FAVORITE READS FROM AROUND THE WEB

  • Are You Smarter Than a Fifth Grader About Money? So I met with the fifth graders at Potter Gray Elementary in Bowling Green, Ky., to find out if they understand the basics of personal finance and, it turns out, they do. In fact, based on my experience, plenty of them seem to have a better grasp of what it takes to manage money responsibly than many adults. Cameron Huddleston from Kiplinger shares her experience talking to fifth graders about personal finance. 
  • Where Your Tax Dollars Went Tax Day is all about income taxes, which make up nearly half of all federal revenue. Here’s a breakdown of what each of your income tax dollars paid for in fiscal year 2014. Click to see the infographic on CNN Money.
  • Pay Them Off, Thirteen Student Loan Tips Tackling student loan debt requires a money mindset makeover of its very own. The weight of the financial burden is often multiplied by feelings of failure and discouragement.

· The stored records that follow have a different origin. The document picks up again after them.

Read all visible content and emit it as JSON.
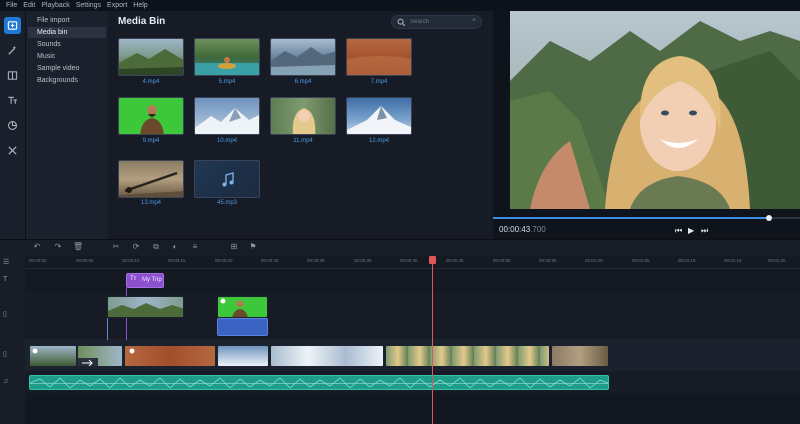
{
  "menu": [
    "File",
    "Edit",
    "Playback",
    "Settings",
    "Export",
    "Help"
  ],
  "left_tools": [
    "import-icon",
    "magic-wand-icon",
    "transitions-icon",
    "titles-icon",
    "stickers-icon",
    "tools-icon"
  ],
  "nav": {
    "items": [
      "File import",
      "Media bin",
      "Sounds",
      "Music",
      "Sample video",
      "Backgrounds"
    ],
    "selected": "Media bin"
  },
  "media_bin": {
    "title": "Media Bin",
    "search_placeholder": "Search",
    "items": [
      {
        "label": "4.mp4",
        "kind": "video"
      },
      {
        "label": "5.mp4",
        "kind": "video"
      },
      {
        "label": "6.mp4",
        "kind": "video"
      },
      {
        "label": "7.mp4",
        "kind": "video"
      },
      {
        "label": "9.mp4",
        "kind": "video"
      },
      {
        "label": "10.mp4",
        "kind": "video"
      },
      {
        "label": "11.mp4",
        "kind": "video"
      },
      {
        "label": "12.mp4",
        "kind": "video"
      },
      {
        "label": "13.mp4",
        "kind": "video"
      },
      {
        "label": "45.mp3",
        "kind": "audio"
      }
    ]
  },
  "preview": {
    "timecode": "00:00:43",
    "timecode_ms": ".700",
    "progress": 0.9
  },
  "timeline": {
    "ruler_labels": [
      "00:00:00",
      "00:00:05",
      "00:00:10",
      "00:00:15",
      "00:00:20",
      "00:00:25",
      "00:00:30",
      "00:00:35",
      "00:00:40",
      "00:00:45",
      "00:00:50",
      "00:00:55",
      "00:01:00",
      "00:01:05",
      "00:01:10",
      "00:01:15",
      "00:01:20"
    ],
    "title_clip": "My Trip"
  },
  "colors": {
    "accent": "#1f7ad6",
    "playhead": "#e05757",
    "audio": "#2bbfa6",
    "title_clip": "#8b4fd0",
    "green_screen": "#39c93a"
  }
}
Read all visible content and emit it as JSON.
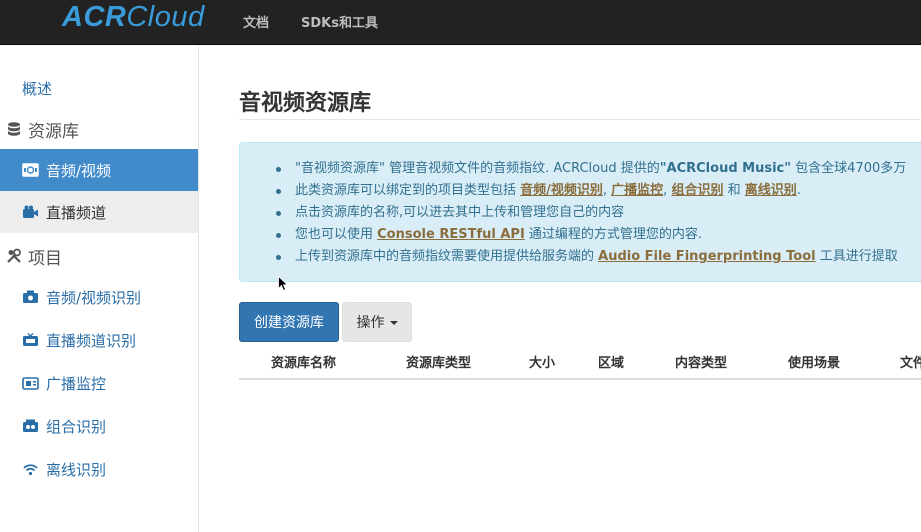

When job prospects are low and salaries are not even in the range to justify— let alone cover— what you owe for your education, it can be hard to imagine yourself financially well. Brandy Camille Huff shares her 13 tips on The Budgetnista Blog.